The Art World

Surrealist techniques.

Unveiling the pathways to the subconscious mind.

Surrealism, a movement that emerged in the early 20th century, sought to unlock the hidden recesses of the subconscious mind. Spearheaded by André Breton and influenced by the theories of Sigmund Freud, Surrealists aimed to transcend rational thought and explore the dreamlike and irrational aspects of human experience. To achieve this, they developed a variety of innovative techniques, each designed to bypass the conscious mind and reveal the mysteries of the unconscious. Among these methods, automatic writing, collage, and frottage stand out as seminal practices that have left a lasting impact on both visual and literary arts.

Automatic writing: The gateway to unconscious thought.

Automatic writing, or "écriture automatique," was one of the foundational techniques employed by Surrealist writers and artists. This method involves writing without conscious thought, allowing the hand to move freely across the page, driven by the subconscious. André Breton, in his "Surrealist Manifesto" (1924), emphasized the importance of this technique as a means to access pure, unfiltered thought.

The process typically begins with the writer entering a trance-like state, often induced by relaxation techniques or meditative practices. Once in this state, the writer lets their hand move without any deliberate control, producing a stream of words that reflect the inner workings of the unconscious mind. The resulting text can be a jumble of fragmented thoughts, vivid imagery, and nonsensical phrases, offering a glimpse into the subconscious that is often startling and revelatory.

Collage: The art of juxtaposition

In the visual arts, collage became a powerful tool for Surrealists to express the irrationality and unpredictability of the unconscious. This technique involves assembling disparate images and materials to create a new, unified whole that challenges traditional notions of coherence and meaning. Max Ernst, one of the pioneers of Surrealist collage, described the process as a means to create a "new mythology."

Ernst's collages often featured bizarre juxtapositions, such as mechanical parts combined with organic forms, creating dreamlike and sometimes disturbing compositions. These unexpected combinations force the viewer to confront the strangeness of their own subconscious associations. The act of cutting and pasting fragments from different sources mirrors the way the mind pieces together memories, dreams, and experiences, resulting in a visual representation of the subconscious mind's chaotic and fragmented nature.

Frottage: Textural exploration of the unconscious
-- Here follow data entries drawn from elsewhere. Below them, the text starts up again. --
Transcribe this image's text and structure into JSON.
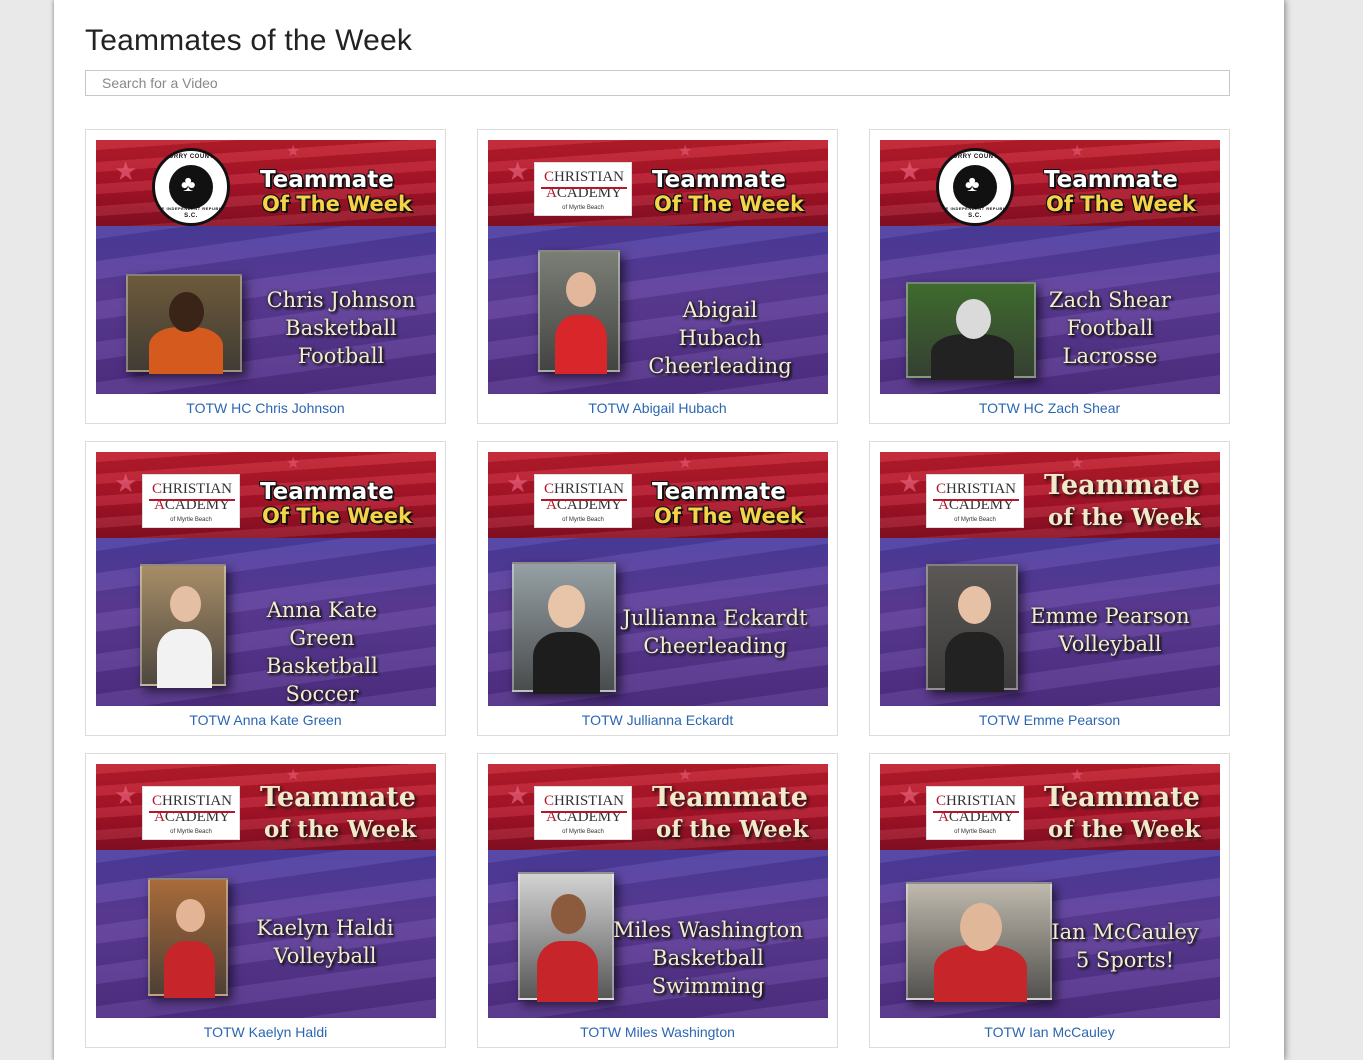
{
  "page": {
    "title": "Teammates of the Week",
    "search_placeholder": "Search for a Video"
  },
  "colors": {
    "link": "#2b66b1",
    "banner_red": "#b1142a",
    "field_purple": "#4a3ea3"
  },
  "videos": [
    {
      "caption": "TOTW HC Chris Johnson",
      "logo": "horry-county-seal",
      "seal_top": "HORRY COUNTY",
      "seal_mid": "THE INDEPENDENT REPUBLIC",
      "seal_bottom": "S.C.",
      "banner_line1": "Teammate",
      "banner_line2": "Of The Week",
      "player_lines": [
        "Chris Johnson",
        "Basketball",
        "Football"
      ]
    },
    {
      "caption": "TOTW Abigail Hubach",
      "logo": "christian-academy",
      "banner_line1": "Teammate",
      "banner_line2": "Of The Week",
      "player_lines": [
        "Abigail Hubach",
        "Cheerleading"
      ]
    },
    {
      "caption": "TOTW HC Zach Shear",
      "logo": "horry-county-seal",
      "seal_top": "HORRY COUNTY",
      "seal_mid": "THE INDEPENDENT REPUBLIC",
      "seal_bottom": "S.C.",
      "banner_line1": "Teammate",
      "banner_line2": "Of The Week",
      "player_lines": [
        "Zach Shear",
        "Football",
        "Lacrosse"
      ]
    },
    {
      "caption": "TOTW Anna Kate Green",
      "logo": "christian-academy",
      "banner_line1": "Teammate",
      "banner_line2": "Of The Week",
      "player_lines": [
        "Anna Kate Green",
        "Basketball",
        "Soccer"
      ]
    },
    {
      "caption": "TOTW Jullianna Eckardt",
      "logo": "christian-academy",
      "banner_line1": "Teammate",
      "banner_line2": "Of The Week",
      "player_lines": [
        "Jullianna Eckardt",
        "Cheerleading"
      ]
    },
    {
      "caption": "TOTW Emme Pearson",
      "logo": "christian-academy",
      "banner_line1": "Teammate",
      "banner_line2": "of the Week",
      "player_lines": [
        "Emme Pearson",
        "Volleyball"
      ]
    },
    {
      "caption": "TOTW Kaelyn Haldi",
      "logo": "christian-academy",
      "banner_line1": "Teammate",
      "banner_line2": "of the Week",
      "player_lines": [
        "Kaelyn Haldi",
        "Volleyball"
      ]
    },
    {
      "caption": "TOTW Miles Washington",
      "logo": "christian-academy",
      "banner_line1": "Teammate",
      "banner_line2": "of the Week",
      "player_lines": [
        "Miles Washington",
        "Basketball",
        "Swimming"
      ]
    },
    {
      "caption": "TOTW Ian McCauley",
      "logo": "christian-academy",
      "banner_line1": "Teammate",
      "banner_line2": "of the Week",
      "player_lines": [
        "Ian McCauley",
        "5 Sports!"
      ]
    }
  ],
  "academy_logo": {
    "line1_initial": "C",
    "line1_rest": "HRISTIAN",
    "line2_initial": "A",
    "line2_rest": "CADEMY",
    "sub": "of Myrtle Beach"
  }
}
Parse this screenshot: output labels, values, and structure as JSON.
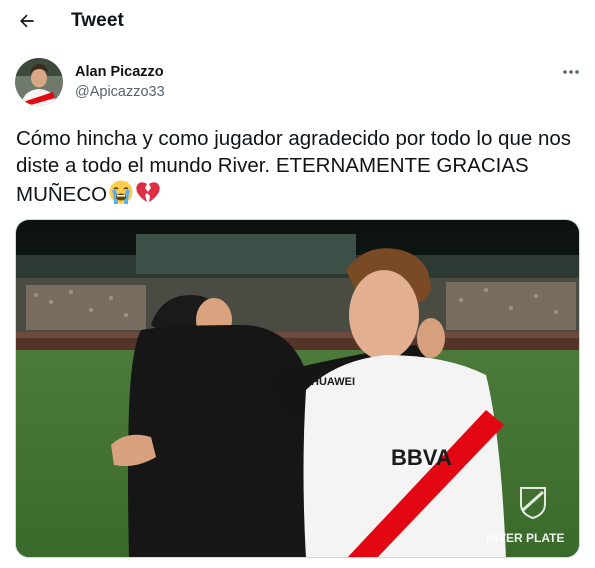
{
  "header": {
    "title": "Tweet",
    "back_icon": "arrow-left-icon"
  },
  "author": {
    "display_name": "Alan Picazzo",
    "handle": "@Apicazzo33",
    "avatar": "avatar-photo"
  },
  "more_icon": "more-horizontal-icon",
  "tweet": {
    "text": "Cómo hincha y como jugador agradecido por todo lo que nos diste a todo el mundo River. ETERNAMENTE GRACIAS MUÑECO",
    "emojis": [
      "loudly-crying-face-emoji",
      "broken-heart-emoji"
    ]
  },
  "media": {
    "description_icon": "photo",
    "watermark": "RIVER PLATE",
    "jersey_sponsor": "BBVA",
    "jersey_brand": "HUAWEI"
  },
  "colors": {
    "text": "#0f1419",
    "secondary": "#536471",
    "border": "#cfd9de",
    "river_red": "#e30613"
  }
}
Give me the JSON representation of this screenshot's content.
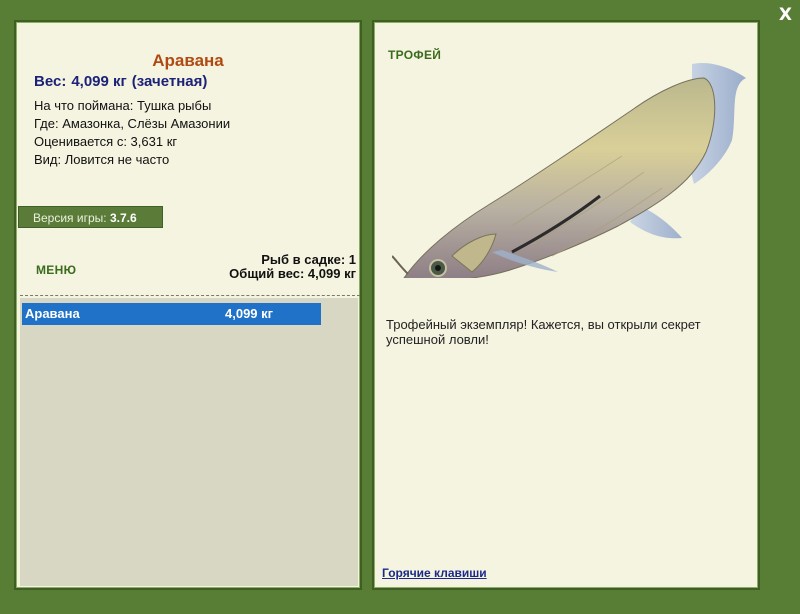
{
  "close_label": "X",
  "left": {
    "fish_name": "Аравана",
    "weight_label": "Вес:",
    "weight_value": "4,099 кг",
    "weight_note": "(зачетная)",
    "caught_on": "На что поймана: Тушка рыбы",
    "location": "Где: Амазонка, Слёзы Амазонии",
    "rated_from": "Оценивается с: 3,631 кг",
    "rarity": "Вид: Ловится не часто",
    "version_label": "Версия игры:",
    "version_value": "3.7.6",
    "menu_label": "МЕНЮ",
    "cage_count": "Рыб в садке: 1",
    "total_weight": "Общий вес: 4,099 кг",
    "list": [
      {
        "name": "Аравана",
        "weight": "4,099 кг"
      }
    ]
  },
  "right": {
    "trophy_title": "ТРОФЕЙ",
    "description": "Трофейный экземпляр! Кажется, вы открыли секрет успешной ловли!",
    "hotkeys_label": "Горячие клавиши"
  },
  "colors": {
    "background": "#587e36",
    "panel": "#f5f4e1",
    "fish_name": "#b04a12",
    "weight": "#1b2278",
    "selection": "#1f72c7",
    "menu": "#3b6b1d"
  },
  "icons": {
    "close": "close-icon",
    "trophy_image": "arowana-fish-image"
  }
}
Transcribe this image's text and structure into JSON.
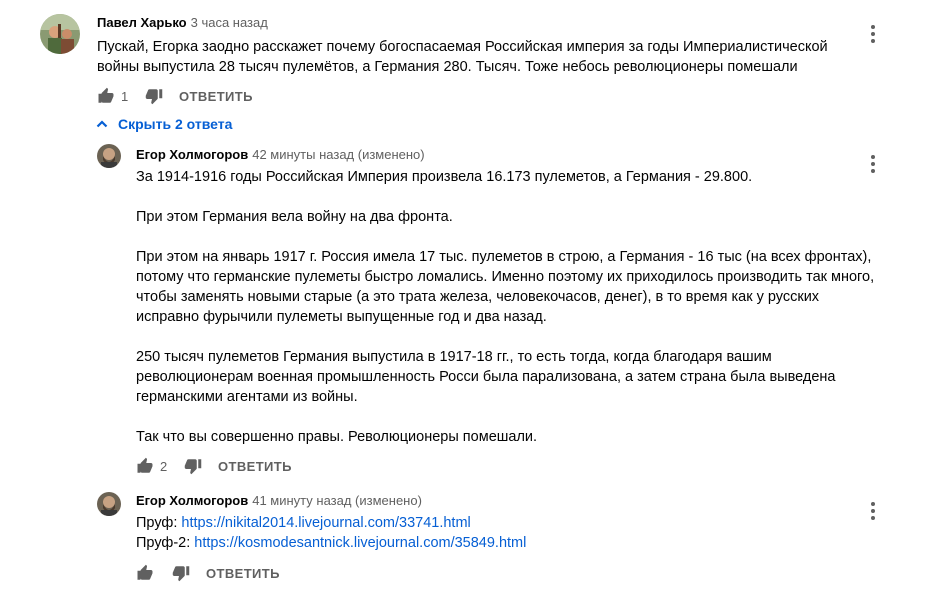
{
  "top_comment": {
    "author": "Павел Харько",
    "timestamp": "3 часа назад",
    "text": "Пускай, Егорка заодно расскажет почему богоспасаемая Российская империя за годы Империалистической войны выпустила 28 тысяч пулемётов, а Германия 280. Тысяч. Тоже небось революционеры помешали",
    "likes": "1",
    "reply_label": "ОТВЕТИТЬ"
  },
  "toggle_replies_label": "Скрыть 2 ответа",
  "replies": [
    {
      "author": "Егор Холмогоров",
      "timestamp": "42 минуты назад (изменено)",
      "paragraphs": [
        "За 1914-1916 годы Российская Империя произвела 16.173 пулеметов, а Германия - 29.800.",
        "При этом Германия вела войну на два фронта.",
        "При этом на январь 1917 г. Россия имела 17 тыс. пулеметов в строю, а Германия - 16 тыс (на всех фронтах), потому что германские пулеметы быстро ломались. Именно поэтому их приходилось производить так много, чтобы заменять новыми старые (а это трата железа, человекочасов, денег), в то время как у русских исправно фурычили пулеметы выпущенные год и два назад.",
        "250 тысяч пулеметов Германия выпустила в 1917-18 гг., то есть тогда, когда благодаря вашим революционерам военная промышленность Росси была парализована, а затем страна была выведена германскими агентами из войны.",
        "Так что вы совершенно правы. Революционеры помешали."
      ],
      "likes": "2",
      "reply_label": "ОТВЕТИТЬ"
    },
    {
      "author": "Егор Холмогоров",
      "timestamp": "41 минуту назад (изменено)",
      "lines": [
        {
          "prefix": "Пруф: ",
          "link": "https://nikital2014.livejournal.com/33741.html"
        },
        {
          "prefix": "Пруф-2: ",
          "link": "https://kosmodesantnick.livejournal.com/35849.html"
        }
      ],
      "likes": "",
      "reply_label": "ОТВЕТИТЬ"
    }
  ],
  "icons": {
    "menu": "more-vert-icon",
    "like": "thumb-up-icon",
    "dislike": "thumb-down-icon",
    "collapse": "chevron-up-icon"
  },
  "colors": {
    "text": "#030303",
    "secondary": "#606060",
    "link": "#065fd4"
  }
}
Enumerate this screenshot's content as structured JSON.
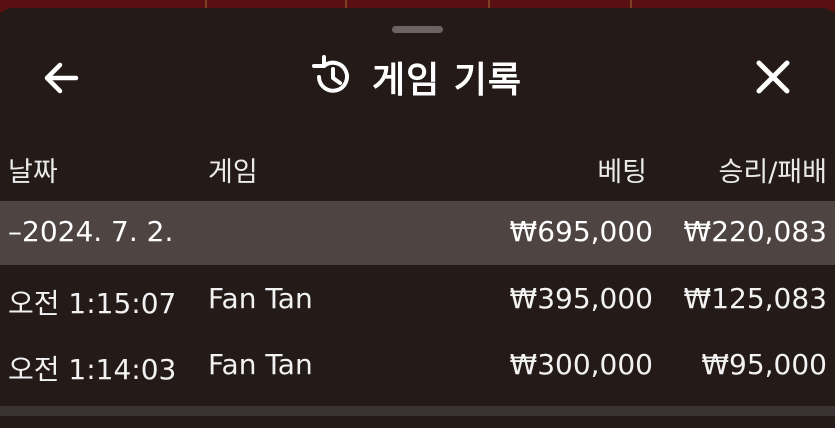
{
  "header": {
    "title": "게임 기록"
  },
  "columns": {
    "date": "날짜",
    "game": "게임",
    "bet": "베팅",
    "win_loss": "승리/패배"
  },
  "date_group": {
    "label": "–2024. 7. 2.",
    "bet": "₩695,000",
    "win_loss": "₩220,083"
  },
  "rows": [
    {
      "time": "오전 1:15:07",
      "game": "Fan Tan",
      "bet": "₩395,000",
      "win_loss": "₩125,083"
    },
    {
      "time": "오전 1:14:03",
      "game": "Fan Tan",
      "bet": "₩300,000",
      "win_loss": "₩95,000"
    }
  ],
  "icons": {
    "back": "arrow-left-icon",
    "history": "history-icon",
    "close": "close-icon"
  }
}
Frottage, derived from the French word "frotter" (to rub), is another technique invented by Max Ernst. It involves placing a piece of paper over a textured surface and then rubbing it with a pencil or other drawing tool to create an impression of the texture beneath. Ernst discovered this method in 1925, and it quickly became a staple of Surrealist practice.

The textures revealed through frottage can evoke a wide range of subconscious associations, from organic forms like tree bark and leaves to man-made surfaces like fabric and metal. These impressions often serve as a starting point for further artistic exploration, as the random patterns suggest images and ideas that the artist can develop into more complex compositions. Frottage, therefore, acts as a bridge between the external world and the inner landscape of the mind, allowing artists to uncover hidden layers of meaning and inspiration.

Beyond techniques: The legacy of surrealism

The techniques of automatic writing, collage, and frottage are more than mere artistic methods; they are pathways to deeper self-discovery and understanding. By breaking free from the constraints of rationality and deliberate control, Surrealist artists and writers opened up new avenues for creative expression and psychological exploration. These techniques have influenced countless subsequent movements, from Abstract Expressionism to contemporary digital art, demonstrating the enduring power of the Surrealist approach to art and literature.

In delving into the subconscious, Surrealists not only expanded the boundaries of artistic practice but also challenged us to reconsider the nature of reality and the hidden depths of our own minds. Their legacy continues to inspire artists and thinkers to seek out the extraordinary within the ordinary, to find beauty in the unexpected, and to embrace the mysteries that lie beneath the surface of everyday life.